For the demo, I had the Stealth plugged into the Woo Audio WA11 Topaz which provided the Stealth with more than enough power to come alive. Though I’m sure the Stealth would scale up well with “better” desktop sources/amps, the WA11 Topaz and the Stealth proved to be quite a suitable combo. The WA11 Topaz was set on High Gain and the volume wheel at around 10-11 o’clock.

Bass: Stealth probably has the best-textured bass I’ve heard thus far from a closed-back headphone. It goes deep while keeping things controlled without any sort of bloat. It brings bass instruments some very delicate textures, and it’s such a fun listen. While bass heads might want more bass presence, this is more than sufficient for me.

Mids: The midrange is the highlight of the Stealth. Low mids are presented with enough weight and my goodness… the upper-midrange has the special sauce that brings it perfectly close to my preference. Female vocals are presented with high amounts of air without sounding overly forward. Wind instruments sound phenomenal with that additional air it produces. And while I highlighted the female vocals, male vocals are quite superb as well. Personally, I just listen to a lot more female vocal fronted music.

Treble: Treble is very well extended and it just sounds effortless.
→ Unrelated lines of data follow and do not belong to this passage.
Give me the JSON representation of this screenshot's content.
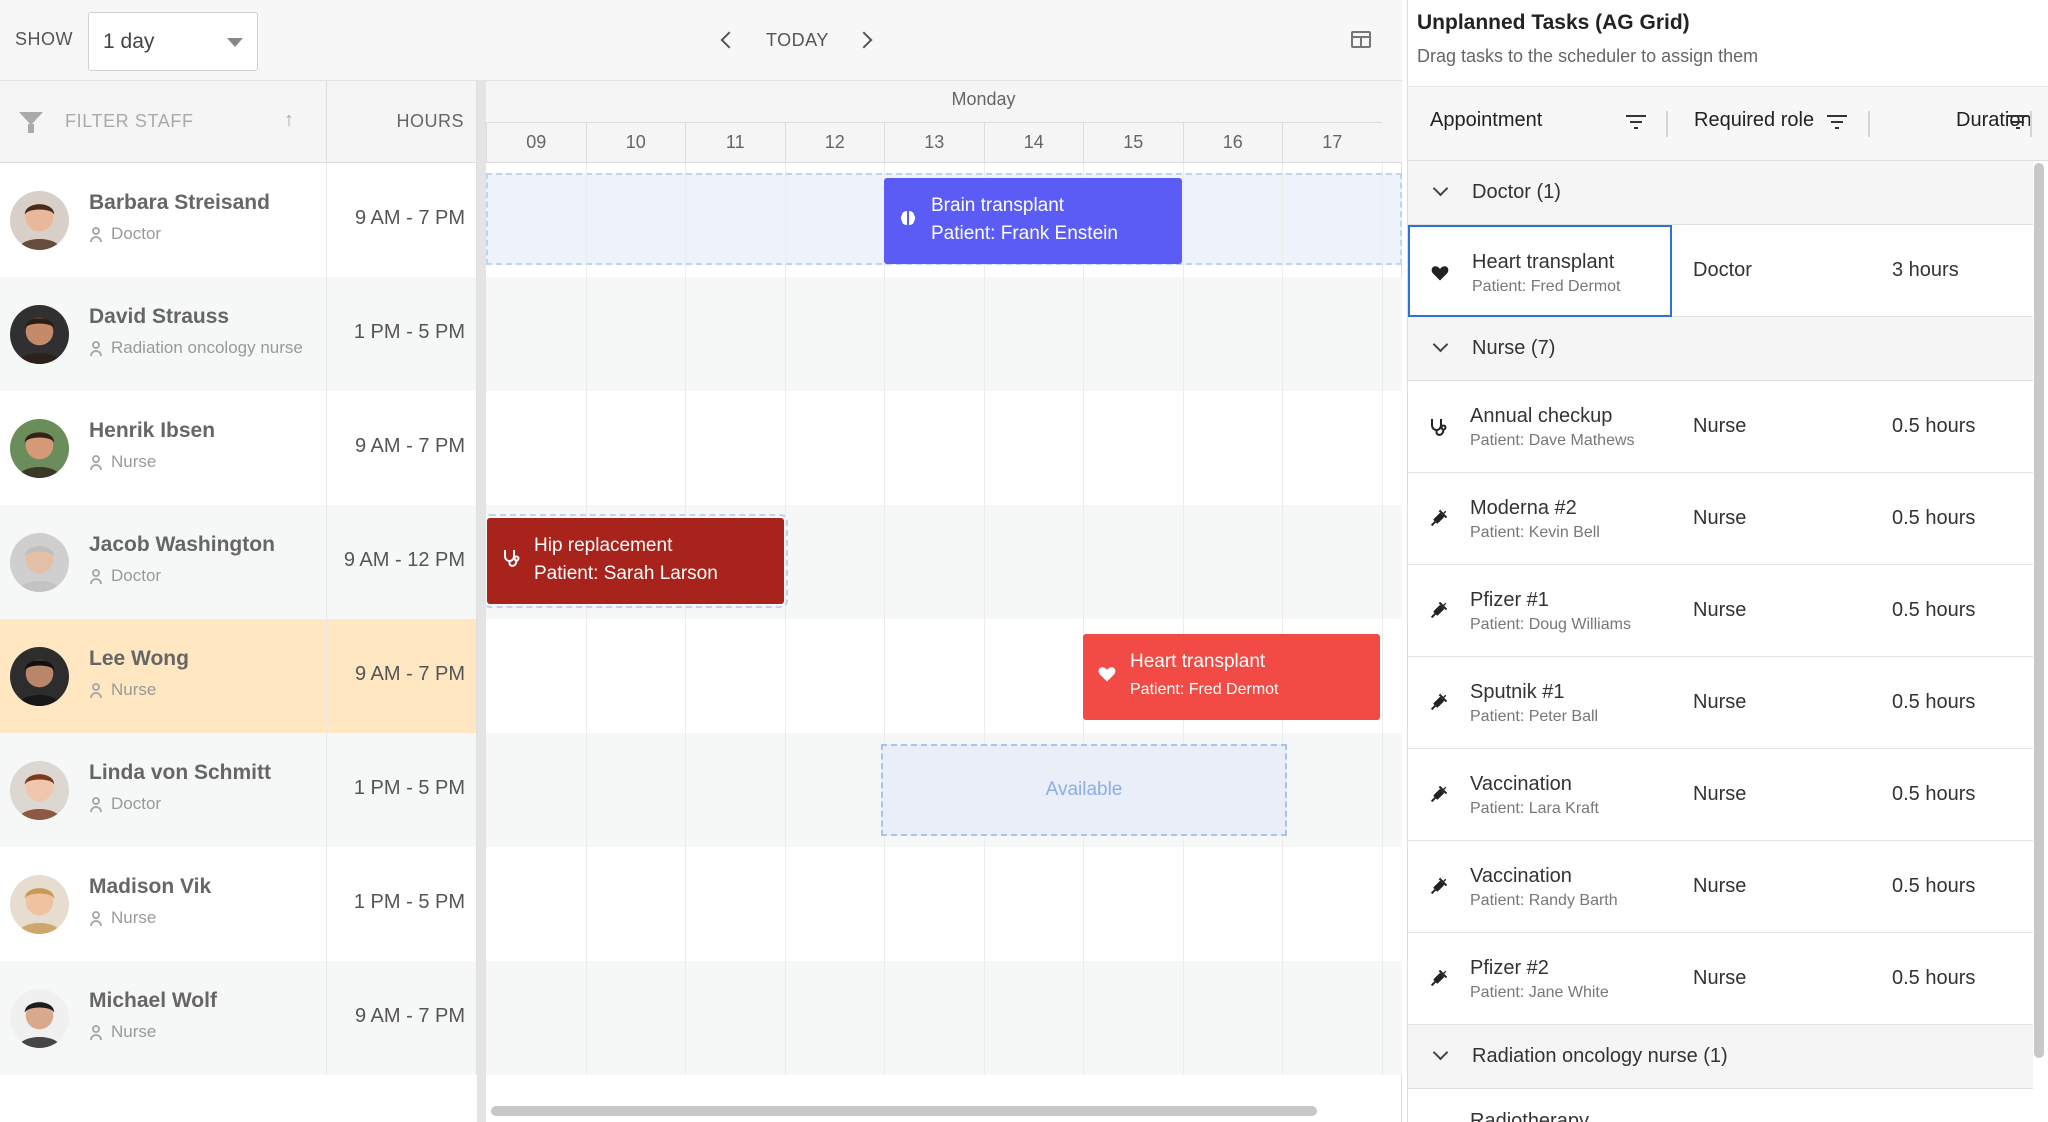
{
  "toolbar": {
    "show_label": "SHOW",
    "range_value": "1 day",
    "today_label": "TODAY"
  },
  "staff_header": {
    "filter_placeholder": "FILTER STAFF",
    "hours_label": "HOURS"
  },
  "timeline": {
    "day": "Monday",
    "hours": [
      "09",
      "10",
      "11",
      "12",
      "13",
      "14",
      "15",
      "16",
      "17"
    ]
  },
  "staff": [
    {
      "name": "Barbara Streisand",
      "role": "Doctor",
      "hours": "9 AM - 7 PM"
    },
    {
      "name": "David Strauss",
      "role": "Radiation oncology nurse",
      "hours": "1 PM - 5 PM"
    },
    {
      "name": "Henrik Ibsen",
      "role": "Nurse",
      "hours": "9 AM - 7 PM"
    },
    {
      "name": "Jacob Washington",
      "role": "Doctor",
      "hours": "9 AM - 12 PM"
    },
    {
      "name": "Lee Wong",
      "role": "Nurse",
      "hours": "9 AM - 7 PM"
    },
    {
      "name": "Linda von Schmitt",
      "role": "Doctor",
      "hours": "1 PM - 5 PM"
    },
    {
      "name": "Madison Vik",
      "role": "Nurse",
      "hours": "1 PM - 5 PM"
    },
    {
      "name": "Michael Wolf",
      "role": "Nurse",
      "hours": "9 AM - 7 PM"
    }
  ],
  "events": [
    {
      "title": "Brain transplant",
      "patient": "Patient: Frank Enstein",
      "color": "#5b5bf6",
      "icon": "brain-icon"
    },
    {
      "title": "Hip replacement",
      "patient": "Patient: Sarah Larson",
      "color": "#a8231b",
      "icon": "stethoscope-icon"
    },
    {
      "title": "Heart transplant",
      "patient": "Patient: Fred Dermot",
      "color": "#f24b45",
      "icon": "heart-icon"
    }
  ],
  "available_label": "Available",
  "grid": {
    "title": "Unplanned Tasks (AG Grid)",
    "subtitle": "Drag tasks to the scheduler to assign them",
    "columns": [
      "Appointment",
      "Required role",
      "Duration"
    ],
    "groups": [
      {
        "label": "Doctor (1)",
        "tasks": [
          {
            "name": "Heart transplant",
            "patient": "Patient: Fred Dermot",
            "role": "Doctor",
            "duration": "3 hours",
            "icon": "heart-icon"
          }
        ]
      },
      {
        "label": "Nurse (7)",
        "tasks": [
          {
            "name": "Annual checkup",
            "patient": "Patient: Dave Mathews",
            "role": "Nurse",
            "duration": "0.5 hours",
            "icon": "stethoscope-icon"
          },
          {
            "name": "Moderna #2",
            "patient": "Patient: Kevin Bell",
            "role": "Nurse",
            "duration": "0.5 hours",
            "icon": "syringe-icon"
          },
          {
            "name": "Pfizer #1",
            "patient": "Patient: Doug Williams",
            "role": "Nurse",
            "duration": "0.5 hours",
            "icon": "syringe-icon"
          },
          {
            "name": "Sputnik #1",
            "patient": "Patient: Peter Ball",
            "role": "Nurse",
            "duration": "0.5 hours",
            "icon": "syringe-icon"
          },
          {
            "name": "Vaccination",
            "patient": "Patient: Lara Kraft",
            "role": "Nurse",
            "duration": "0.5 hours",
            "icon": "syringe-icon"
          },
          {
            "name": "Vaccination",
            "patient": "Patient: Randy Barth",
            "role": "Nurse",
            "duration": "0.5 hours",
            "icon": "syringe-icon"
          },
          {
            "name": "Pfizer #2",
            "patient": "Patient: Jane White",
            "role": "Nurse",
            "duration": "0.5 hours",
            "icon": "syringe-icon"
          }
        ]
      },
      {
        "label": "Radiation oncology nurse (1)",
        "tasks": []
      }
    ],
    "partial_row_text": "Radiotherapy"
  },
  "colors": {
    "accent_blue": "#2b72d8",
    "selected_row": "#ffe7c2",
    "alt_row": "#f6f8f8"
  }
}
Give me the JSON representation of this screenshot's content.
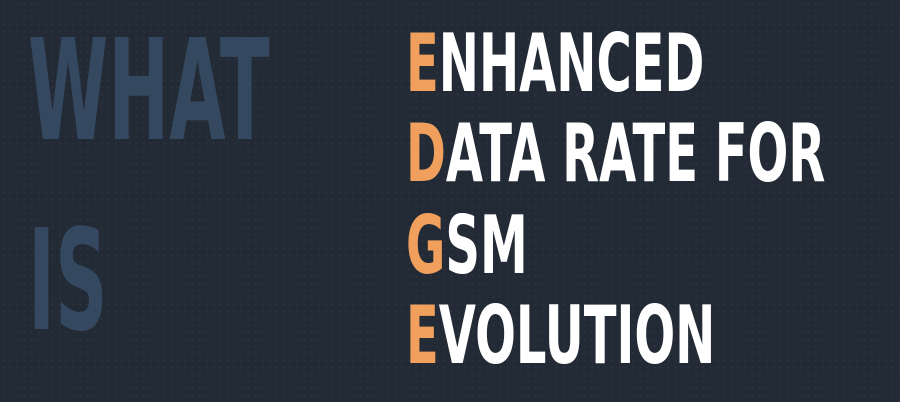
{
  "heading": {
    "word_1": "WHAT",
    "word_2": "IS"
  },
  "acronym": {
    "lines": [
      {
        "initial": "E",
        "rest": "NHANCED"
      },
      {
        "initial": "D",
        "rest": "ATA RATE FOR"
      },
      {
        "initial": "G",
        "rest": "SM"
      },
      {
        "initial": "E",
        "rest": "VOLUTION"
      }
    ]
  },
  "colors": {
    "background": "#222a36",
    "heading": "#34485f",
    "text": "#ffffff",
    "accent": "#f0a05c"
  }
}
The Stealth has the ability to render the treble with such smoothness while keeping a detailed sound. It’s such an easy listen, and I can see myself listening to these for long periods of time. Sparkle is quite satisfying too. I ended up listening to quite a lot more Jazz tracks because of this. Cymbals and Hi-hats just sounded so beautiful on these headphones that I couldn’t stop focusing on them.

Staging/Imaging: Am I really listening to a closed-back headphone? The Stealth sounds sooo open! The stage just sounds enormous. I don’t know what kind of sorcery Dan Clark has done to achieve this, but my lord is it mind-blowing. Imaging technicalities are also superb. The instrument placement and separation on such a grand stage is brilliant. I really need to have another session with the Stealth and compare it to other closed and open-back cans at the shop.


Needless to say, I was thoroughly impressed by the Stealth’s performance that I totally forgot about its price (5200CAD)... Ultimately, it’s still a very expensive item and it’s really hard to say if it’s worth every penny. But with the amount of enjoyment I received while listening to it for just an hour, it was completely worth it for me. Now, as hard as it is to say, I may really need to move some stuff in my collection to afford one...

I’m hoping to get a chance to properly review the Stealth at the comfort of my home and to take photos of it in my home studio as well. We’ll see if that would ever happen (laughs)

I hope you guys liked my “quick” initial impressions of the Stealth.

Until the next review!

I've owned AFCs, now A2N, and love them dearly...a massive improvement over the AFC. That said, the feature in the Stealth I keep fixating on oddly is the elastic suspension strap mechanism, which seems like such a QoL improvement! I hope this doesn't trickle down into the rest of the Aeon lineup, otherwise ill have to do yet another Aeon upgrade haha.
Yes, I'm sure Audeze will also follow suit with an "elastic suspension strap mechanism" soon enough.....
I can't imagine someone wanting more bass. These match my TH900 in bass which are already close to being bass cannons. Maybe the amp wasn't quite powerful enough? I drive mine with a Topping A90D which has a ton of power and I have to turn it up quite a bit.